October 15, 2021 / #AdvocacyMatters
Last week, Dayton Police released body camera video of an incident from late September where a Black man with paraplegia was dragged out of his vehicle by officers during a routine traffic stop. In the video, the man can be heard repeatedly telling officers that he is paralyzed and is unable to exit the car. After a police supervisor is called to the scene, the man is seen being grabbed by the hair and arm. Despite again notifying police that he is paralyzed and that officers are hurting him, he is dragged out of the car onto the ground.
Last fall Disability Rights Ohio released Policing and Racial Injustice: A Disability Rights Perspective, a policy report examining the ways police use of force has disproportionately impacted people with disabilities. Our research indicated that people with disabilities are more likely to be victims of police brutality. Despite representing only 20 percent of the population, those with disabilities make up 30 to 50 percent of individuals subject to police use of force. It is estimated that one-third to one-half of people killed by police are people with disabilities. Additionally, the risk of being subjected to police violence increases as disability intersects with race, class, gender, and LGBTQ+ status.

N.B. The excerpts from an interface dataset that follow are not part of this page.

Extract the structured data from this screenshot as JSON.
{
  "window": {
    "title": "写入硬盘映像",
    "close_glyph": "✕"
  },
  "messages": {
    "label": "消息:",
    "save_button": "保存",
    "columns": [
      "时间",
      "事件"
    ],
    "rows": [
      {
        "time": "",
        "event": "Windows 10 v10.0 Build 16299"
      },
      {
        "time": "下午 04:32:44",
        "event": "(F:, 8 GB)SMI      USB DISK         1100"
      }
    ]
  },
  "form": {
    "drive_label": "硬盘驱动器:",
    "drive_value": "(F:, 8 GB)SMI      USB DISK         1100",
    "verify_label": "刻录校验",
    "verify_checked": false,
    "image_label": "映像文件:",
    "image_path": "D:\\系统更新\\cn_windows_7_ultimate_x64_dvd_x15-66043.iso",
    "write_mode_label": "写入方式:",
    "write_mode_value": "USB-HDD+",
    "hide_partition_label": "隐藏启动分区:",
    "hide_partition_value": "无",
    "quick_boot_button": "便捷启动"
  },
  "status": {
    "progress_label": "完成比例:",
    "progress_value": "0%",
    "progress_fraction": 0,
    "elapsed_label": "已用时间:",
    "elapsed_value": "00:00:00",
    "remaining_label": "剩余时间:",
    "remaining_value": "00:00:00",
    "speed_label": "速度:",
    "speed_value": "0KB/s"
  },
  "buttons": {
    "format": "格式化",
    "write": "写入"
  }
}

As important as this reporting was in elevating the issue and creating discussion, our work didn’t end there. Our just-announced 2022 Goals and Objectives reaffirmed this commitment to continue recognizing how racial justice and disability rights intersect particularly during law enforcement interactions and in involvement in the criminal justice system. Our mission may be to advocate for the human, civil and legal rights of Ohioans with disabilities, but we understand that this work does not happen in a vacuum. We know that the intersection of race and disability impacts our clients. Our mission, our vision and our strategic direction is about equality, freedom from discrimination, and empowering the voices of those who are frequently not valued or listened to. Where race and disability intersect, more acknowledgement, advocacy, and awareness is needed… and because #AdvocacyMatters, our work is pressing on.